EXERCISE INSTRUCTIONS:
Search the records for the string "background" and return each line that has it.

THE DATA:
____
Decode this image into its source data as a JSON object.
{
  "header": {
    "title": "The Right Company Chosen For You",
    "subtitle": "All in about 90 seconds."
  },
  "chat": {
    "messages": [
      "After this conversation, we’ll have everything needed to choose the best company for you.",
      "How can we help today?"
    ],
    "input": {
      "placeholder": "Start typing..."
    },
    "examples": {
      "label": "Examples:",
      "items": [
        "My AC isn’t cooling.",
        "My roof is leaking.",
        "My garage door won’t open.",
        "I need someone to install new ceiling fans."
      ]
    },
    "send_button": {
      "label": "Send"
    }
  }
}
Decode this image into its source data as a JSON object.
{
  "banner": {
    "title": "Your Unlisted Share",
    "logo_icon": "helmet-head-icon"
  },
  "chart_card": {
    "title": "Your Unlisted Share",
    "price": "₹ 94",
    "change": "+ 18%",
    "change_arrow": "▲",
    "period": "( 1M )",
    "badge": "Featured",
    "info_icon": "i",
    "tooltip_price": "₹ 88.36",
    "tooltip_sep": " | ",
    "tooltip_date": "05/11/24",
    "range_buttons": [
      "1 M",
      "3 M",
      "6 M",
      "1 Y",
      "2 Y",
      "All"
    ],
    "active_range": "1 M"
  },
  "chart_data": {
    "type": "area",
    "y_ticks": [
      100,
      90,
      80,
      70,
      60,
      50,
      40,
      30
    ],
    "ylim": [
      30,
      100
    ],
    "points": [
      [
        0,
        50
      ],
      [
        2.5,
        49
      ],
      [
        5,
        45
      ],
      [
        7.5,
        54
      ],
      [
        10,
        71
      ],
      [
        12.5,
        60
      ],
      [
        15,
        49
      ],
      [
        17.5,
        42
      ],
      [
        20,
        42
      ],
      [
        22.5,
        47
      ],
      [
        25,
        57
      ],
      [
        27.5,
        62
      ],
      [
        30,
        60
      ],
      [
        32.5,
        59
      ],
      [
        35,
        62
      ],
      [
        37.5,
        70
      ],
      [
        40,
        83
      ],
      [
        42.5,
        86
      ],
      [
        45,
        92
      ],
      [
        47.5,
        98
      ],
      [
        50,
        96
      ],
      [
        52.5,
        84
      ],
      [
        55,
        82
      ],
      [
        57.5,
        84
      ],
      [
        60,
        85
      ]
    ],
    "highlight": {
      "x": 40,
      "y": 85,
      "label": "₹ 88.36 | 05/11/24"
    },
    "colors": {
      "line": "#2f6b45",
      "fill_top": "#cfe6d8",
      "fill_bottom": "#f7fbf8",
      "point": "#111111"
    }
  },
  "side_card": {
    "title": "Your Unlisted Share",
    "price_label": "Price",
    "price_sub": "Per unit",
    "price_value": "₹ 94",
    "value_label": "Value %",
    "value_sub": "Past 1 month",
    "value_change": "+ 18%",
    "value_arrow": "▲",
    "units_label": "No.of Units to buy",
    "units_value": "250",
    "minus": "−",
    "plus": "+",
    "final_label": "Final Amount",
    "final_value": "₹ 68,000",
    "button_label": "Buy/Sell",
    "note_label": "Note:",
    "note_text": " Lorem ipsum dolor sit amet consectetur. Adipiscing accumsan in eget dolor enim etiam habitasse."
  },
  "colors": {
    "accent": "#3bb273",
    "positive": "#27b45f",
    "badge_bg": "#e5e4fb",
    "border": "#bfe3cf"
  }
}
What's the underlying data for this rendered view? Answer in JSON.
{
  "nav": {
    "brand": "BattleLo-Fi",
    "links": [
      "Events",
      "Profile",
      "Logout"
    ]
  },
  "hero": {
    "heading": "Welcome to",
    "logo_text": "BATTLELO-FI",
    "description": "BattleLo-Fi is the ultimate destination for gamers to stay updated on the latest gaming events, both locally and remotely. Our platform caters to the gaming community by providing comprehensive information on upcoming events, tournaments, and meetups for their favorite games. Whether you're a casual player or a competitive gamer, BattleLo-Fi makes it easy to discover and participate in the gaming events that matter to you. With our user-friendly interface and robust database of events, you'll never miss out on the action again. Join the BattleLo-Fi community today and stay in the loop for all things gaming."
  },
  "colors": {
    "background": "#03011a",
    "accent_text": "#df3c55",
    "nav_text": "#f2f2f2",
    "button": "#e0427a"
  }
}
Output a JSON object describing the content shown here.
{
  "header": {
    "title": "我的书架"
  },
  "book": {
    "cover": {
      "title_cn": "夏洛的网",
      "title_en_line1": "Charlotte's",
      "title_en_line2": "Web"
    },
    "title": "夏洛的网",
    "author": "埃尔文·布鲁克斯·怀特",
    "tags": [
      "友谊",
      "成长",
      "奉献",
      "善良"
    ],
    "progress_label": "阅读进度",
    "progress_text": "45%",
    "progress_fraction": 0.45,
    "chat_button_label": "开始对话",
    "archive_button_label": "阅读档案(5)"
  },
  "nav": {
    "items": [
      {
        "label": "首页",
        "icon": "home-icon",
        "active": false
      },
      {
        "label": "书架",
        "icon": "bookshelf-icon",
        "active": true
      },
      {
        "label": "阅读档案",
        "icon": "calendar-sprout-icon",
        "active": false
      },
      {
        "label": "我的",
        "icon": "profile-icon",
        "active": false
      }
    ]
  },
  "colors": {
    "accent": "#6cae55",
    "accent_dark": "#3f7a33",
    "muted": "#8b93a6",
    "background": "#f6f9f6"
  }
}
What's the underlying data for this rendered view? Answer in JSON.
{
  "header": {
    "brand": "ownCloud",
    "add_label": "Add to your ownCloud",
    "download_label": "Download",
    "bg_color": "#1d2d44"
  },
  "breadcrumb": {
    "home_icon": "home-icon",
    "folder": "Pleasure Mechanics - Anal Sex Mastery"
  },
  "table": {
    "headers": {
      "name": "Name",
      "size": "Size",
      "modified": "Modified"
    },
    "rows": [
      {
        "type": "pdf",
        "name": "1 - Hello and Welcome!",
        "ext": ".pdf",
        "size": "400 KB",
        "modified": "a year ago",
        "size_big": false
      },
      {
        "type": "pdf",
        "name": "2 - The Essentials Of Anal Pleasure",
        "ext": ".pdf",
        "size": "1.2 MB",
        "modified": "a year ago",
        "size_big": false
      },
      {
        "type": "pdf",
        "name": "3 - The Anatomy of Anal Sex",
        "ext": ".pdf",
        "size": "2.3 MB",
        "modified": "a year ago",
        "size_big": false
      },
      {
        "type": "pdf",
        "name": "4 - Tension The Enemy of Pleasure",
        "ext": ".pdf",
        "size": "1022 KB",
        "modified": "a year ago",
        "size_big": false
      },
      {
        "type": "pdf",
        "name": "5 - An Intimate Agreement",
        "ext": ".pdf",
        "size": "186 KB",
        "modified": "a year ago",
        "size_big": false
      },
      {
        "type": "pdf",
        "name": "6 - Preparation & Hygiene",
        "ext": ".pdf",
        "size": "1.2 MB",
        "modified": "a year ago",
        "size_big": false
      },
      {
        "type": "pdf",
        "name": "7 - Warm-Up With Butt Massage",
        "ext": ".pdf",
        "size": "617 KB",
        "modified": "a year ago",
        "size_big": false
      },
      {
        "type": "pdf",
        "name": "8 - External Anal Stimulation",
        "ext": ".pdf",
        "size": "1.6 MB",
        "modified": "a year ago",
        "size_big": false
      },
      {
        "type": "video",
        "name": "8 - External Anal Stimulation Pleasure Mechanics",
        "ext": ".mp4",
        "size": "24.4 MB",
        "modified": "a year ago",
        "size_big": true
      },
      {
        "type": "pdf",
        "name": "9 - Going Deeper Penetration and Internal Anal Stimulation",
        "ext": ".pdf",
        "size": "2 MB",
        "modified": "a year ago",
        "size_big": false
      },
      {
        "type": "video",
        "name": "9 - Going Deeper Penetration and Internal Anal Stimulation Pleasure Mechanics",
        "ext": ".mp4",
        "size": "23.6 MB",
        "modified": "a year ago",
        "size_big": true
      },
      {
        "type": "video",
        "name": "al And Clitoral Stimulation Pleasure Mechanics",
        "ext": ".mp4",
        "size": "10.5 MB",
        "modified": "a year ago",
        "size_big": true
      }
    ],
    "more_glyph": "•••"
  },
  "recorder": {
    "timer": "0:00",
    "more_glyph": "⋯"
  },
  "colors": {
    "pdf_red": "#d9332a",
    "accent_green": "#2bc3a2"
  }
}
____
TASK RESPONSE:
    "background": "#03011a",
    "background": "#f6f9f6"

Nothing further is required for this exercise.